Katie Carline, a fellow in the Cultural Heritage Informatics Initiative and South African PhD student at Michigan State University, first learned about the rich CAMP collection of African newspapers from Peter Limb, Africana librarian at MSU (now retired). Newspapers from the Eastern Cape region of South Africa in the twentieth century have been central to Carline’s research. “This is a region that has a vibrant African intellectual and political tradition, where many of its leading figures wrote for newspapers. However, these papers had small circulations, and many were short-lived, so it is often difficult to locate copies,” says Carline.
She was particularly inspired by a bilingual Xhosa-English newspaper called Umlindi we Nyanga (The Monthly Watchman), published in East London (Eastern Cape) between 1934 and 1941. “Reading this paper changed my understanding of the geographic dynamics of black consumer culture in South Africa, and the role of women in shaping it,” she explains. She was surprised by the frequency of testimonial-type advertisements, with most of the testimonials written by women from rural areas of the Eastern Cape.

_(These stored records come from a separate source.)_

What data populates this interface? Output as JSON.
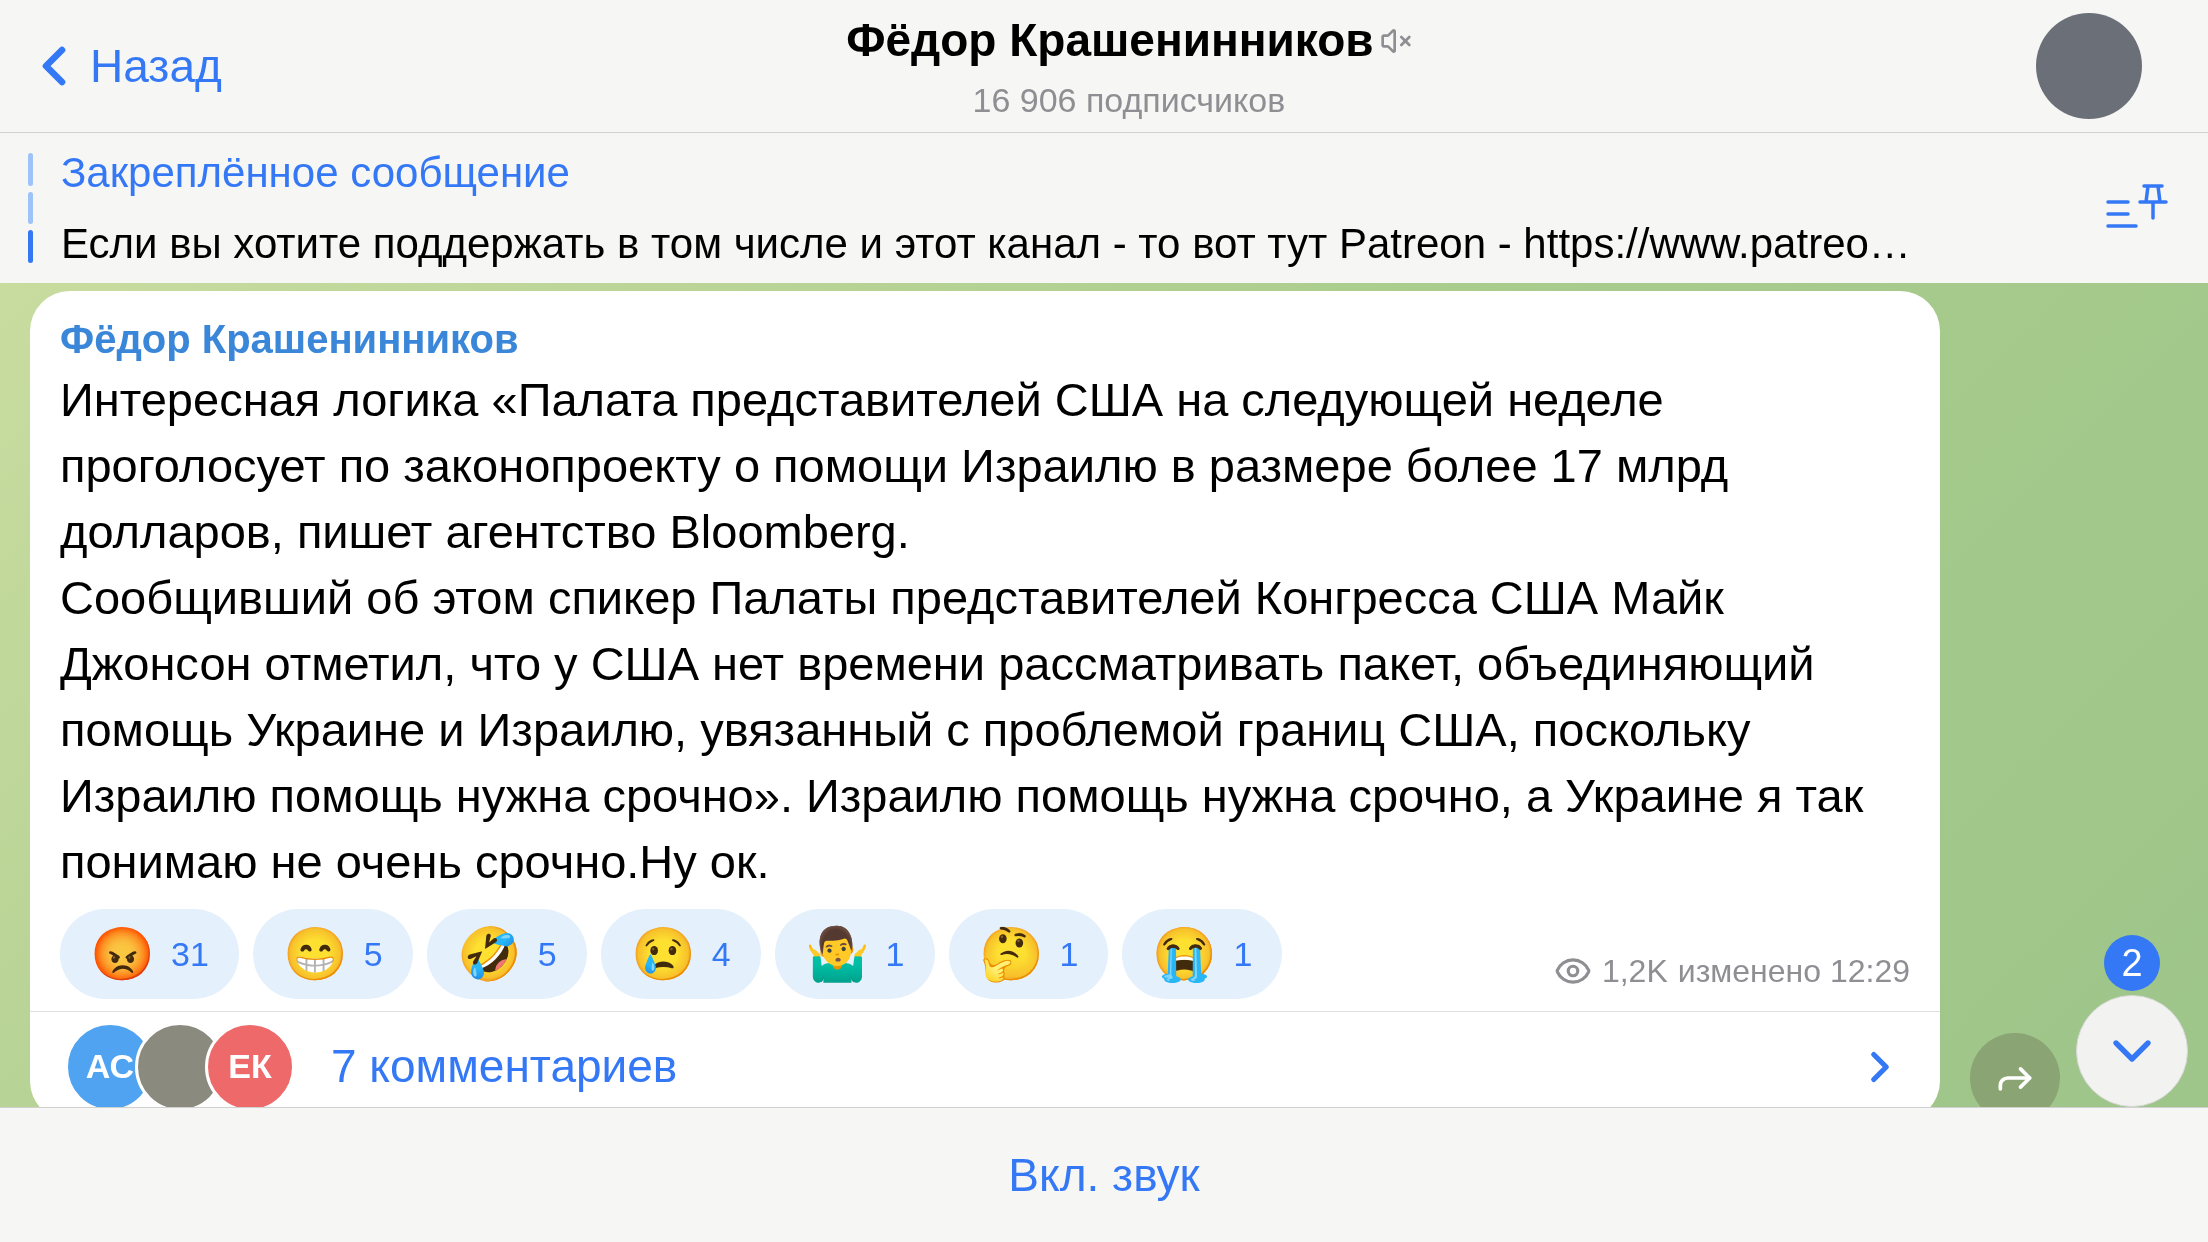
{
  "header": {
    "back": "Назад",
    "title": "Фёдор Крашенинников",
    "muted": true,
    "subtitle": "16 906 подписчиков"
  },
  "pinned": {
    "title": "Закреплённое сообщение",
    "text": "Если вы хотите поддержать в том числе и этот канал - то вот тут Patreon - https://www.patreo…"
  },
  "message": {
    "author": "Фёдор Крашенинников",
    "paragraphs": [
      "Интересная логика «Палата представителей США на следующей неделе проголосует по законопроекту о помощи Израилю в размере более 17 млрд долларов, пишет агентство Bloomberg.",
      "Сообщивший об этом спикер Палаты представителей Конгресса США Майк Джонсон отметил, что у США нет времени рассматривать пакет, объединяющий помощь Украине и Израилю, увязанный с проблемой границ США, поскольку Израилю помощь нужна срочно». Израилю помощь нужна срочно, а Украине я так понимаю не очень срочно.Ну ок."
    ],
    "reactions": [
      {
        "emoji": "😡",
        "count": "31"
      },
      {
        "emoji": "😁",
        "count": "5"
      },
      {
        "emoji": "🤣",
        "count": "5"
      },
      {
        "emoji": "😢",
        "count": "4"
      },
      {
        "emoji": "🤷‍♂️",
        "count": "1"
      },
      {
        "emoji": "🤔",
        "count": "1"
      },
      {
        "emoji": "😭",
        "count": "1"
      }
    ],
    "views": "1,2K",
    "meta": "изменено 12:29",
    "commenters": [
      {
        "kind": "initials",
        "text": "АС",
        "color": "#4fa3f0"
      },
      {
        "kind": "photo"
      },
      {
        "kind": "initials",
        "text": "ЕК",
        "color": "#ee6a6a"
      }
    ],
    "comments": "7 комментариев"
  },
  "scroll_badge": "2",
  "bottom_button": "Вкл. звук"
}
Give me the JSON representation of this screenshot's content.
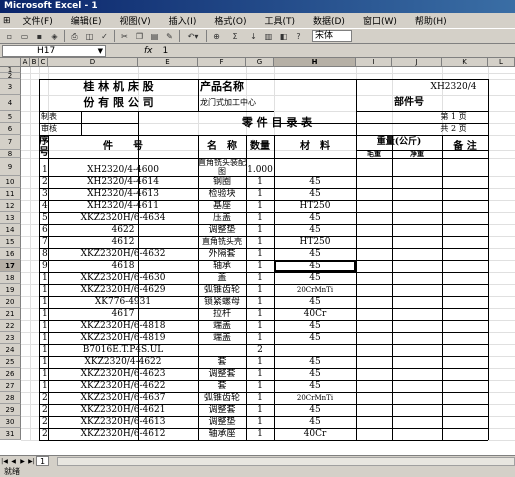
{
  "window": {
    "title": "Microsoft Excel - 1"
  },
  "menu": [
    "文件(F)",
    "编辑(E)",
    "视图(V)",
    "插入(I)",
    "格式(O)",
    "工具(T)",
    "数据(D)",
    "窗口(W)",
    "帮助(H)"
  ],
  "toolbar": {
    "zoom_icon": "Σ",
    "font": "宋体"
  },
  "formula_bar": {
    "name_box": "H17",
    "fx": "fx",
    "value": "1"
  },
  "columns": [
    "A",
    "B",
    "C",
    "D",
    "E",
    "F",
    "G",
    "H",
    "I",
    "J",
    "K",
    "L"
  ],
  "rows": [
    "1",
    "2",
    "3",
    "4",
    "5",
    "6",
    "7",
    "8",
    "9",
    "10",
    "11",
    "12",
    "13",
    "14",
    "15",
    "16",
    "17",
    "18",
    "19",
    "20",
    "21",
    "22",
    "23",
    "24",
    "25",
    "26",
    "27",
    "28",
    "29",
    "30",
    "31"
  ],
  "header": {
    "company_line1": "桂 林 机 床 股",
    "company_line2": "份 有 限 公 司",
    "product_name_label": "产品名称",
    "product_code": "XH2320/4",
    "product_name": "龙门式加工中心",
    "part_no_label": "部件号",
    "prepared": "制表",
    "reviewed": "审核",
    "catalog_title": "零 件 目 录 表",
    "page_no": "第 1 页",
    "total_pages": "共 2 页",
    "col_seq": "序号",
    "col_partno": "件　　号",
    "col_name": "名　称",
    "col_qty": "数量",
    "col_material": "材　料",
    "col_weight": "重量(公斤)",
    "col_gross": "毛重",
    "col_net": "净重",
    "col_remark": "备 注"
  },
  "parts": [
    {
      "seq": "1",
      "partno": "XH2320/4-4600",
      "name": "直角铣头装配图",
      "qty": "1.000",
      "mat": ""
    },
    {
      "seq": "2",
      "partno": "XH2320/4-4614",
      "name": "钢圈",
      "qty": "1",
      "mat": "45"
    },
    {
      "seq": "3",
      "partno": "XH2320/4-4613",
      "name": "检验块",
      "qty": "1",
      "mat": "45"
    },
    {
      "seq": "4",
      "partno": "XH2320/4-4611",
      "name": "基座",
      "qty": "1",
      "mat": "HT250"
    },
    {
      "seq": "5",
      "partno": "XKZ2320H/6-4634",
      "name": "压盖",
      "qty": "1",
      "mat": "45"
    },
    {
      "seq": "6",
      "partno": "4622",
      "name": "调整垫",
      "qty": "1",
      "mat": "45"
    },
    {
      "seq": "7",
      "partno": "4612",
      "name": "直角铣头壳",
      "qty": "1",
      "mat": "HT250"
    },
    {
      "seq": "8",
      "partno": "XKZ2320H/6-4632",
      "name": "外隔套",
      "qty": "1",
      "mat": "45"
    },
    {
      "seq": "9",
      "partno": "4618",
      "name": "轴承",
      "qty": "1",
      "mat": "45"
    },
    {
      "seq": "10",
      "partno": "XKZ2320H/6-4630",
      "name": "盖",
      "qty": "1",
      "mat": "45"
    },
    {
      "seq": "11",
      "partno": "XKZ2320H/6-4629",
      "name": "弧锥齿轮",
      "qty": "1",
      "mat": "20CrMnTi"
    },
    {
      "seq": "12",
      "partno": "XK776-4931",
      "name": "锁紧螺母",
      "qty": "1",
      "mat": "45"
    },
    {
      "seq": "13",
      "partno": "4617",
      "name": "拉杆",
      "qty": "1",
      "mat": "40Cr"
    },
    {
      "seq": "14",
      "partno": "XKZ2320H/6-4818",
      "name": "端盖",
      "qty": "1",
      "mat": "45"
    },
    {
      "seq": "15",
      "partno": "XKZ2320H/6-4819",
      "name": "端盖",
      "qty": "1",
      "mat": "45"
    },
    {
      "seq": "16",
      "partno": "B7016E.T.P4S.UL",
      "name": "",
      "qty": "2",
      "mat": ""
    },
    {
      "seq": "17",
      "partno": "XKZ2320/4-4622",
      "name": "套",
      "qty": "1",
      "mat": "45"
    },
    {
      "seq": "18",
      "partno": "XKZ2320H/6-4623",
      "name": "调整套",
      "qty": "1",
      "mat": "45"
    },
    {
      "seq": "19",
      "partno": "XKZ2320H/6-4622",
      "name": "套",
      "qty": "1",
      "mat": "45"
    },
    {
      "seq": "20",
      "partno": "XKZ2320H/6-4637",
      "name": "弧锥齿轮",
      "qty": "1",
      "mat": "20CrMnTi"
    },
    {
      "seq": "21",
      "partno": "XKZ2320H/6-4621",
      "name": "调整套",
      "qty": "1",
      "mat": "45"
    },
    {
      "seq": "22",
      "partno": "XKZ2320H/6-4613",
      "name": "调整垫",
      "qty": "1",
      "mat": "45"
    },
    {
      "seq": "23",
      "partno": "XKZ2320H/6-4612",
      "name": "轴承座",
      "qty": "1",
      "mat": "40Cr"
    }
  ],
  "sheet_tab": "1",
  "status": "就绪"
}
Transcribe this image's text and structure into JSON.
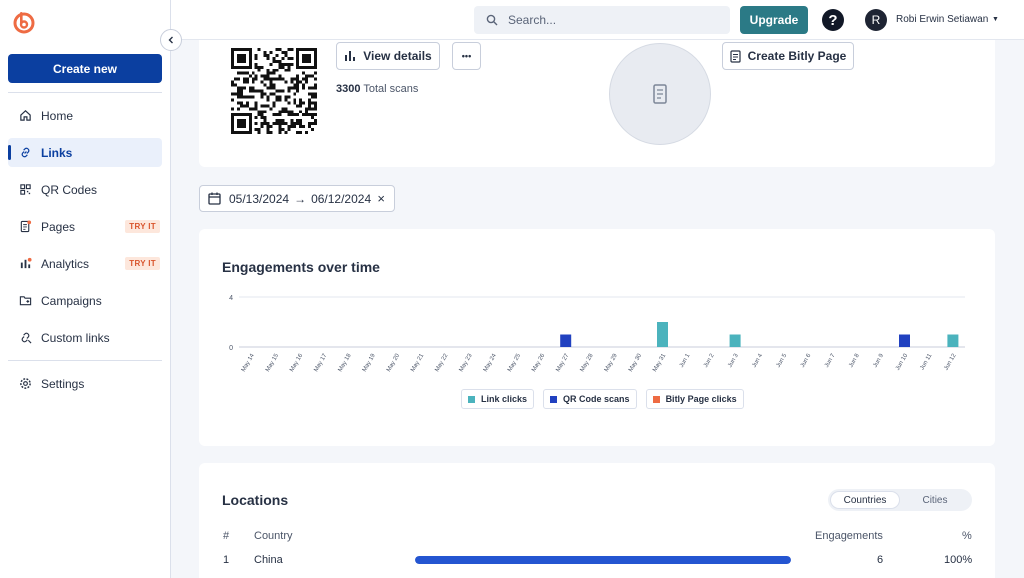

On Carline’s website Mapping Consumers in the Black South African Press, she notes that “Much of the scholarship has focused on how white-owned companies marketed products to consumers in ways that reinforced racial, economic, and gender hierarchies in South Africa. Testimonial advertisements are an opportunity to see who consumers themselves were, and how they spoke about themselves and the products they bought—always filtered, of course, through the lens of advertisers and newspaper publishers."